▶ _DATA_

+---+

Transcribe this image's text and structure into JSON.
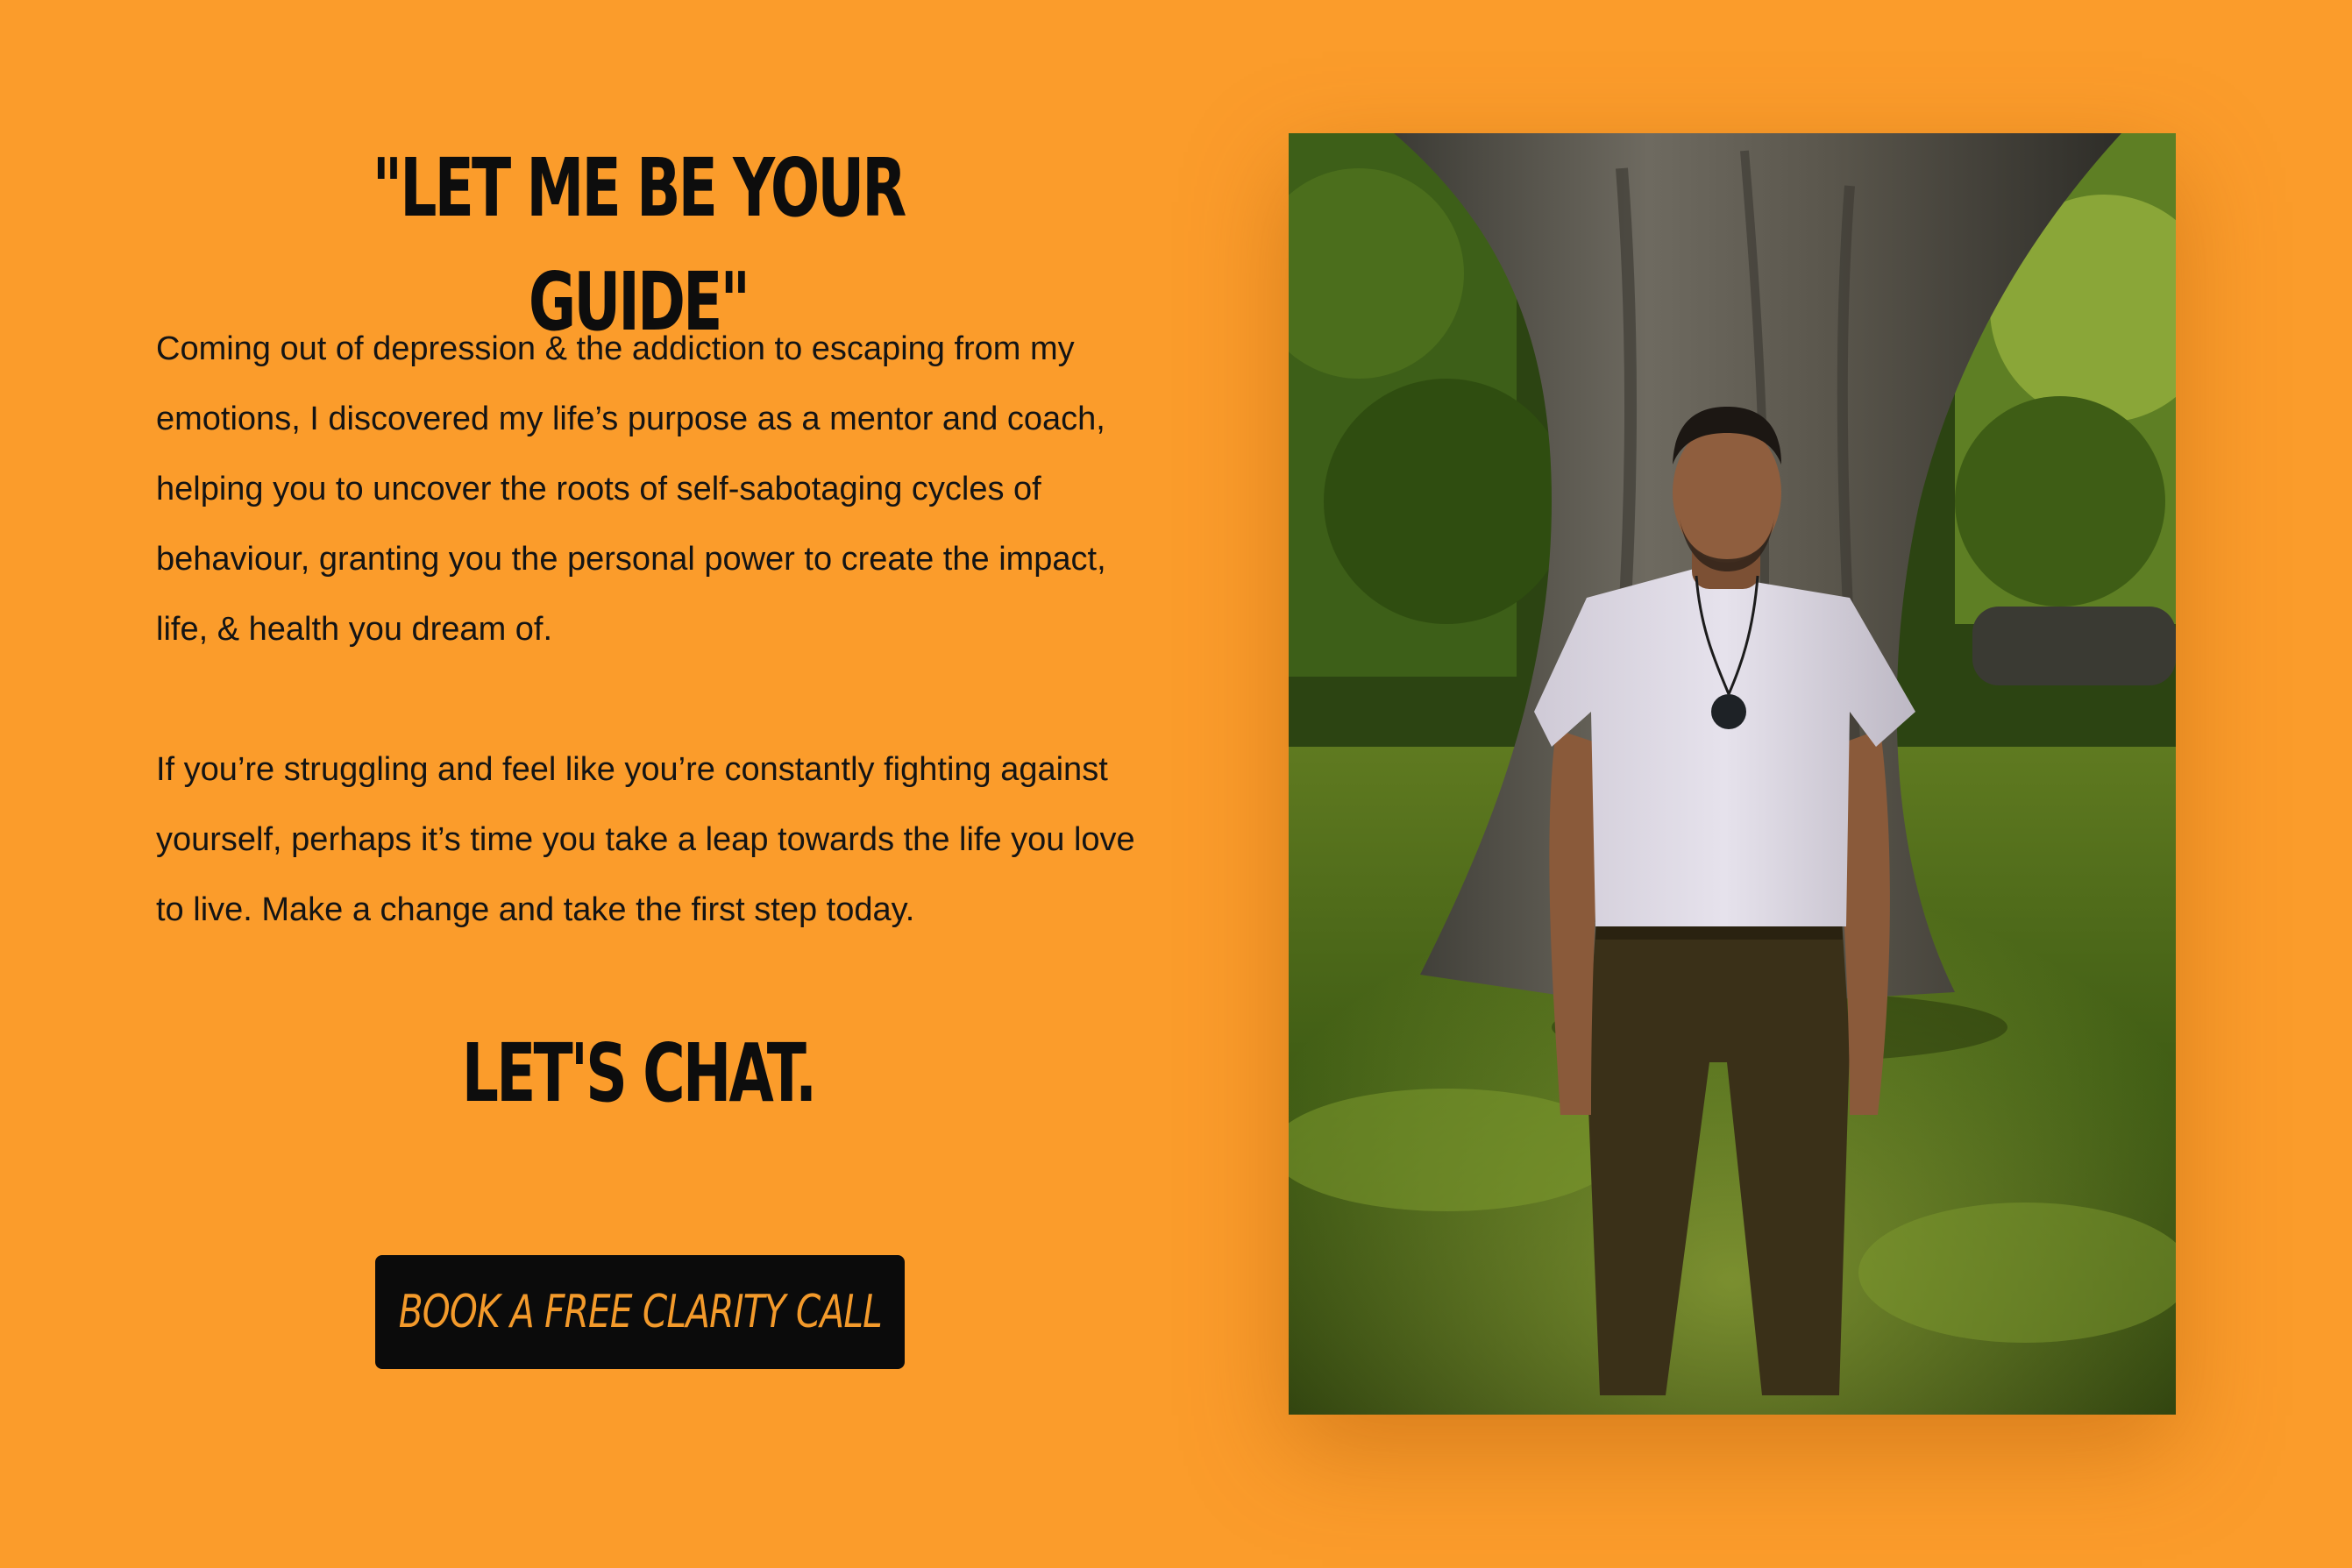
{
  "hero": {
    "headline": "\"LET ME BE YOUR GUIDE\"",
    "paragraph_1": "Coming out of depression & the addiction to escaping from my emotions, I discovered my life’s purpose as a mentor and coach, helping you to uncover the roots of self-sabotaging cycles of behaviour, granting you the personal power to create the impact, life, & health you dream of.",
    "paragraph_2": "If you’re struggling and feel like you’re constantly fighting against yourself, perhaps it’s time you take a leap towards the life you love to live. Make a change and take the first step today.",
    "cta_heading": "LET'S CHAT.",
    "cta_button_label": "BOOK A FREE CLARITY CALL"
  },
  "photo": {
    "subject": "man in white t-shirt standing in front of a large tree trunk"
  },
  "colors": {
    "background": "#fb9c2b",
    "text": "#111111",
    "button_bg": "#0b0b0b",
    "button_text": "#f39a2b"
  }
}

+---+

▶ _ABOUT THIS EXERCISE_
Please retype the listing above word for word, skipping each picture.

▶ _EXPECTED ANSWER_
Transcribe this image's text and structure into JSON.
{
  "hero": {
    "headline": "\"LET ME BE YOUR GUIDE\"",
    "paragraph_1": "Coming out of depression & the addiction to escaping from my emotions, I discovered my life’s purpose as a mentor and coach, helping you to uncover the roots of self-sabotaging cycles of behaviour, granting you the personal power to create the impact, life, & health you dream of.",
    "paragraph_2": "If you’re struggling and feel like you’re constantly fighting against yourself, perhaps it’s time you take a leap towards the life you love to live. Make a change and take the first step today.",
    "cta_heading": "LET'S CHAT.",
    "cta_button_label": "BOOK A FREE CLARITY CALL"
  },
  "photo": {
    "subject": "man in white t-shirt standing in front of a large tree trunk"
  },
  "colors": {
    "background": "#fb9c2b",
    "text": "#111111",
    "button_bg": "#0b0b0b",
    "button_text": "#f39a2b"
  }
}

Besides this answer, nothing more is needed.